| PROBLEM DESCRIPTION |
Only lines below containing the string "overlay" should be counted; please give that count by itself.
= = = = = = =
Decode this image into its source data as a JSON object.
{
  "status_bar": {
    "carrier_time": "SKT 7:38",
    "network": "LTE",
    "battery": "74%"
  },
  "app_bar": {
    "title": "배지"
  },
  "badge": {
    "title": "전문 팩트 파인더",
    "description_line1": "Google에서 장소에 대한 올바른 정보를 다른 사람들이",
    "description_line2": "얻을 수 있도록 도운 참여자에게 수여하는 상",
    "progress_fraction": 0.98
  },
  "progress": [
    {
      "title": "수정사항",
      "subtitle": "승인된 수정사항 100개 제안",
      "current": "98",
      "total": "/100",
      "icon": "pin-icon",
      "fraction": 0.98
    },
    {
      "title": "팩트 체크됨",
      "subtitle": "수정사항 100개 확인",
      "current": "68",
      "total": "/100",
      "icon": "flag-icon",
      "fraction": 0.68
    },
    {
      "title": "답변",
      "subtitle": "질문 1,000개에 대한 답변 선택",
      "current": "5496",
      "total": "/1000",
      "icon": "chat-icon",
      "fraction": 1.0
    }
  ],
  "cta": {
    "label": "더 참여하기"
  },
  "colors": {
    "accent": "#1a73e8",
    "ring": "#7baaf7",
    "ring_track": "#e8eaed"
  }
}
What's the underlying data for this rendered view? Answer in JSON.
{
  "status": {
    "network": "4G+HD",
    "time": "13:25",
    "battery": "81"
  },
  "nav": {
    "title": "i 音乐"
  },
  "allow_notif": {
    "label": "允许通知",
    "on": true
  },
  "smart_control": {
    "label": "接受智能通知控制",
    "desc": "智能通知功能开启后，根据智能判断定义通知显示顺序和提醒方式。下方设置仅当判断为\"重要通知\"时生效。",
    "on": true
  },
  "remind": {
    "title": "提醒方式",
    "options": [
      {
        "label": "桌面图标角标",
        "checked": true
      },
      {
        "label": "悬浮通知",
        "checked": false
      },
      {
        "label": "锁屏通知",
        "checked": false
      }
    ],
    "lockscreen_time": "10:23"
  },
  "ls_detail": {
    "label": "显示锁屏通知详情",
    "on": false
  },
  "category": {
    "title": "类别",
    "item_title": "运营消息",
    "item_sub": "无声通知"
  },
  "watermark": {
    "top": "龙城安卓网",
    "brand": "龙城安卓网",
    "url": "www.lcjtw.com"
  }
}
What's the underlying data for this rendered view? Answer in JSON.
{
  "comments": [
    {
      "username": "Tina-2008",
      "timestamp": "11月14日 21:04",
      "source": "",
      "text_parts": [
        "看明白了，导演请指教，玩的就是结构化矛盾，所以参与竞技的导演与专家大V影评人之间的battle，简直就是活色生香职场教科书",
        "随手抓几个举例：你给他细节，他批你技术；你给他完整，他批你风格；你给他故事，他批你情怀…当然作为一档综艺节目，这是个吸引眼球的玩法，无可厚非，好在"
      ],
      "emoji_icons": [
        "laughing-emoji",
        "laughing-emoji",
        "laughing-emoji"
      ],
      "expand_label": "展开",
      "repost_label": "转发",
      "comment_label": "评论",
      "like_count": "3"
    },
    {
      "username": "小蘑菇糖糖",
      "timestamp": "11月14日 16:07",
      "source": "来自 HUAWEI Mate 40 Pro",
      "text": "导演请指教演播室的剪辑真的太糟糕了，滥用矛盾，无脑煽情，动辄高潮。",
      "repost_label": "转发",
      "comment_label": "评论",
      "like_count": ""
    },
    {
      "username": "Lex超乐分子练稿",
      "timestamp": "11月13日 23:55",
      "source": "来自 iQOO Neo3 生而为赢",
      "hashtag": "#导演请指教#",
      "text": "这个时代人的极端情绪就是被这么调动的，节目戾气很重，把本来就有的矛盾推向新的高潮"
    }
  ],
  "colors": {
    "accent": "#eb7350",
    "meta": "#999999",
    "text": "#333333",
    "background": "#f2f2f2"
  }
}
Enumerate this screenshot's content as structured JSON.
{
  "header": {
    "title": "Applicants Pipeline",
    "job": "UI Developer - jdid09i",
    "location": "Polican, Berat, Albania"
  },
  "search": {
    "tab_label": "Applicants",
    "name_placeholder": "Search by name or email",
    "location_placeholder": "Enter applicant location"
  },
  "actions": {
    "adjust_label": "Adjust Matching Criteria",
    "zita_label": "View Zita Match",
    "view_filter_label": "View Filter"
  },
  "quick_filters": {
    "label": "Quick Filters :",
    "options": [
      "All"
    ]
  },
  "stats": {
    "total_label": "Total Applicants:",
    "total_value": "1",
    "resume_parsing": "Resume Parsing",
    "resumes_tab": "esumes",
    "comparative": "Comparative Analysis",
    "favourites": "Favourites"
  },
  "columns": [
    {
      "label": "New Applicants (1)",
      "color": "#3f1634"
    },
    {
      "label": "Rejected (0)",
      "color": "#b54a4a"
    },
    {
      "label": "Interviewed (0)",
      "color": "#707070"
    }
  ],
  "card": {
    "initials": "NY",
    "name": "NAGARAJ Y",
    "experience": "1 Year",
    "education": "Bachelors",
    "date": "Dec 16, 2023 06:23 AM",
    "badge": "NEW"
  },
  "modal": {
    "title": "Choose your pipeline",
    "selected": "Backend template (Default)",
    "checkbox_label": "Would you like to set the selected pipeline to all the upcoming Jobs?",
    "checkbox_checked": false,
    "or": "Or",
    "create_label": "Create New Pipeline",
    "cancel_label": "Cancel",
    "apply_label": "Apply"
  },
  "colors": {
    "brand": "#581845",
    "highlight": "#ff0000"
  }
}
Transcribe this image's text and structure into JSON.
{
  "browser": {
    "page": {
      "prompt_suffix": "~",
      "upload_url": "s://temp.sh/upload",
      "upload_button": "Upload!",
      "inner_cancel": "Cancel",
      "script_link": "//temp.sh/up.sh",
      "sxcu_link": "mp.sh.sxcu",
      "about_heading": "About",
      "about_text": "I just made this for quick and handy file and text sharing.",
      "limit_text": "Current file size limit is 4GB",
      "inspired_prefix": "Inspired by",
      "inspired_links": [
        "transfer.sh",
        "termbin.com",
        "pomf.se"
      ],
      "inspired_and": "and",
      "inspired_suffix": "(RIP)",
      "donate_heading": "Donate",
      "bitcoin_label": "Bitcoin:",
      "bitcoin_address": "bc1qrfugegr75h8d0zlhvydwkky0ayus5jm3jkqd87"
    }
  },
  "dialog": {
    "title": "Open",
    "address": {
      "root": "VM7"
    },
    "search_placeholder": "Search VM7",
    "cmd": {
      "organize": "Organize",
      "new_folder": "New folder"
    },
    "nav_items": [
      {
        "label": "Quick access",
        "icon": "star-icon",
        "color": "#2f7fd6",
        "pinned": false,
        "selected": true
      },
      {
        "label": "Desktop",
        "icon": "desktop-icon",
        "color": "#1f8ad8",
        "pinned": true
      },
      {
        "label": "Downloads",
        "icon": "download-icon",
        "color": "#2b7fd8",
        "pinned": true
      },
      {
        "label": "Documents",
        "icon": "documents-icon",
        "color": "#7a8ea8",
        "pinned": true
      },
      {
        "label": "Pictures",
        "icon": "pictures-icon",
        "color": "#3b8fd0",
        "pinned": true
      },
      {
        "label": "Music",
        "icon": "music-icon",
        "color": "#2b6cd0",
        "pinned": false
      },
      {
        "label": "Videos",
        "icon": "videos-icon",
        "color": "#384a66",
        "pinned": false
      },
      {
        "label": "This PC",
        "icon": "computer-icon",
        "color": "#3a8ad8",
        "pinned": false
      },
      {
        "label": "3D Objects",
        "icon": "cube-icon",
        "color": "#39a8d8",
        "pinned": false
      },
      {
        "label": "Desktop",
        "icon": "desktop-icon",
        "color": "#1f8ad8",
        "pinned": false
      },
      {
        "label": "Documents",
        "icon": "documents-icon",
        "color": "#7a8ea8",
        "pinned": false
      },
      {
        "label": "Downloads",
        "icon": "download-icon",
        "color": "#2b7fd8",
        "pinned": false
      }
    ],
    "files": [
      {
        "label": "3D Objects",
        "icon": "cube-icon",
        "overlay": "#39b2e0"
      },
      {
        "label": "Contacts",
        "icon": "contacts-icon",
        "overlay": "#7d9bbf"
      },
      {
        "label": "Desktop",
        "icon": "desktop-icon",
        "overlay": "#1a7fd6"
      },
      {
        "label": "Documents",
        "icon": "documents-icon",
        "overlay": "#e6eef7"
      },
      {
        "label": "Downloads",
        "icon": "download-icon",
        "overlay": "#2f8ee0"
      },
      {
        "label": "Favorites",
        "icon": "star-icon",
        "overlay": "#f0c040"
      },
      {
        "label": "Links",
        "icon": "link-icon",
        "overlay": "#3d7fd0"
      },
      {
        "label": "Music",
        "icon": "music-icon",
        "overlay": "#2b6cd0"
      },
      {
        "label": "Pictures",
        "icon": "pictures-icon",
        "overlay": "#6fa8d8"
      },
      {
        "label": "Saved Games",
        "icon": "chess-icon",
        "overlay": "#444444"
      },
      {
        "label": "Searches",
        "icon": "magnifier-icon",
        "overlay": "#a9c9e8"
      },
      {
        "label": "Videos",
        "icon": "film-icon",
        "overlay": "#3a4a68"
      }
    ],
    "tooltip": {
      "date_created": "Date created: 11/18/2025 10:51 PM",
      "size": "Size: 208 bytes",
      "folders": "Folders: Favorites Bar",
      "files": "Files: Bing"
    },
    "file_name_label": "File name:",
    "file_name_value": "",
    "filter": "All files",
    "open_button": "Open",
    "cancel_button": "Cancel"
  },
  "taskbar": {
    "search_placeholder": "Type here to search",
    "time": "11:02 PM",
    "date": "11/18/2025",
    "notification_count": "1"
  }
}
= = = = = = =
| EXERCISE SOLUTION |
12